*** Begin section ***

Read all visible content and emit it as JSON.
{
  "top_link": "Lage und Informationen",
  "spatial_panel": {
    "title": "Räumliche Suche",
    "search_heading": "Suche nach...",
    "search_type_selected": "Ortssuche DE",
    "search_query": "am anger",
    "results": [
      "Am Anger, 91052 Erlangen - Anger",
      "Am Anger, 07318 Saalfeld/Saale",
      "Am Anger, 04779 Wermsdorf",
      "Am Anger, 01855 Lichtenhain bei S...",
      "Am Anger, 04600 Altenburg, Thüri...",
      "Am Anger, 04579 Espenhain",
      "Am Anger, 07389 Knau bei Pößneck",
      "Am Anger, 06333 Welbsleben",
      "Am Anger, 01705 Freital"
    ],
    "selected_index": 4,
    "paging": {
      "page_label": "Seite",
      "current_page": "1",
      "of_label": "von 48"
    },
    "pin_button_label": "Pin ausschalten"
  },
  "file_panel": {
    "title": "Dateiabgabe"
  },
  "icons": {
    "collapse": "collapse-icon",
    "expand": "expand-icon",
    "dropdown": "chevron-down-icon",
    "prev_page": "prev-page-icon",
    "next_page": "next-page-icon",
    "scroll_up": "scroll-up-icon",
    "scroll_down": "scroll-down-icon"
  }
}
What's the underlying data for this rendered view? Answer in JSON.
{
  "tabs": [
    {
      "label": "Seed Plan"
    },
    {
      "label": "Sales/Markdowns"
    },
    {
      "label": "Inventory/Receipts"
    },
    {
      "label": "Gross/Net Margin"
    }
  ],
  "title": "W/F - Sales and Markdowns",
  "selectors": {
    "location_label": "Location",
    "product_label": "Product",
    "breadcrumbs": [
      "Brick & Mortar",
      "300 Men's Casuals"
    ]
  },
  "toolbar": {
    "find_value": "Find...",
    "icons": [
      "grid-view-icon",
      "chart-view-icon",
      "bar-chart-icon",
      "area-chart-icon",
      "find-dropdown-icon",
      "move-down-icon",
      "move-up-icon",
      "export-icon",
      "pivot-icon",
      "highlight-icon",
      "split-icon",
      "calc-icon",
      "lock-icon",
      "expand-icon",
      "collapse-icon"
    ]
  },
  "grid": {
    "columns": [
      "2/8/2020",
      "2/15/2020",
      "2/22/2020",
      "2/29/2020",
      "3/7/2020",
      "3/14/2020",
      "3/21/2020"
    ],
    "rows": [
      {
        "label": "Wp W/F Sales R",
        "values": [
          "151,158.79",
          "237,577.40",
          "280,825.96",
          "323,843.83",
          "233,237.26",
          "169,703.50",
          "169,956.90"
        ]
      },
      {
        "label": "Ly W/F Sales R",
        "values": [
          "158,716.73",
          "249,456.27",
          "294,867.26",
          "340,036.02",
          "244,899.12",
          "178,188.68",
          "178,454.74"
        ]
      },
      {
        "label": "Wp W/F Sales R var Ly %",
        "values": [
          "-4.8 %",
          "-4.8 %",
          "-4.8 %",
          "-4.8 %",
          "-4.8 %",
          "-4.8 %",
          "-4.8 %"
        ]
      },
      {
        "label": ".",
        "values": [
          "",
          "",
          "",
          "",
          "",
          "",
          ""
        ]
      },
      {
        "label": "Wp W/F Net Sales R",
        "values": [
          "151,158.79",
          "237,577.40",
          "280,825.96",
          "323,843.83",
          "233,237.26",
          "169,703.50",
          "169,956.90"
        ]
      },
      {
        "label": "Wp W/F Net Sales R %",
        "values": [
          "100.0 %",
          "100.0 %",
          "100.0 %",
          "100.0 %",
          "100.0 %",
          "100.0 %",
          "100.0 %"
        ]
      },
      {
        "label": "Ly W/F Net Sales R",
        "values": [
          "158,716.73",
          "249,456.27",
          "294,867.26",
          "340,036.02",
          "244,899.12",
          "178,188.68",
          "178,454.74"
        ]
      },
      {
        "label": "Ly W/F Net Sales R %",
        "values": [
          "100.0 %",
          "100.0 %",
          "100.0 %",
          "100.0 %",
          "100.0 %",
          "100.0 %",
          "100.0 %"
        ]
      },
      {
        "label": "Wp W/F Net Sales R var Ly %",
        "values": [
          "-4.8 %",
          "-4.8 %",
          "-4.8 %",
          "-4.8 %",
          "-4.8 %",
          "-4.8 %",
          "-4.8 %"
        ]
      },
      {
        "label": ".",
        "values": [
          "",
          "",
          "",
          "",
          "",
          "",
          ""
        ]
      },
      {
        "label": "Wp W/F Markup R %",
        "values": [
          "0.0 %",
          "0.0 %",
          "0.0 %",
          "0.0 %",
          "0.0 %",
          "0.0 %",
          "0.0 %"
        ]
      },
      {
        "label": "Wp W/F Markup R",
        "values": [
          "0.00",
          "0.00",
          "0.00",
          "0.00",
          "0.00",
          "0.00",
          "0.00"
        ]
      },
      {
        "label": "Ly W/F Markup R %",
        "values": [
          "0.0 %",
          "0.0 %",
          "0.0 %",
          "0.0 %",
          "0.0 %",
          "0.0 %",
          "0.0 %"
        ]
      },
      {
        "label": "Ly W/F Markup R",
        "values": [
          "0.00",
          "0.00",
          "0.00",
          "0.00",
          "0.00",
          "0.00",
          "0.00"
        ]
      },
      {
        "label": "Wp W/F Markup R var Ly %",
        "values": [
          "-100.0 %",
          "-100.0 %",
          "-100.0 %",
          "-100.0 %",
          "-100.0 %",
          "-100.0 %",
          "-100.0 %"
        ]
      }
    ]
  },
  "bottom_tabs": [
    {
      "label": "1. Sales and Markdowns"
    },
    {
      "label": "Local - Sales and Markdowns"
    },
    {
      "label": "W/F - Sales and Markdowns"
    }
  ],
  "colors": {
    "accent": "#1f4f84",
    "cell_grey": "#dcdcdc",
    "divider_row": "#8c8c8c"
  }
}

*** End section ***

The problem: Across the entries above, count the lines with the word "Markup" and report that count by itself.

Exercise response: 5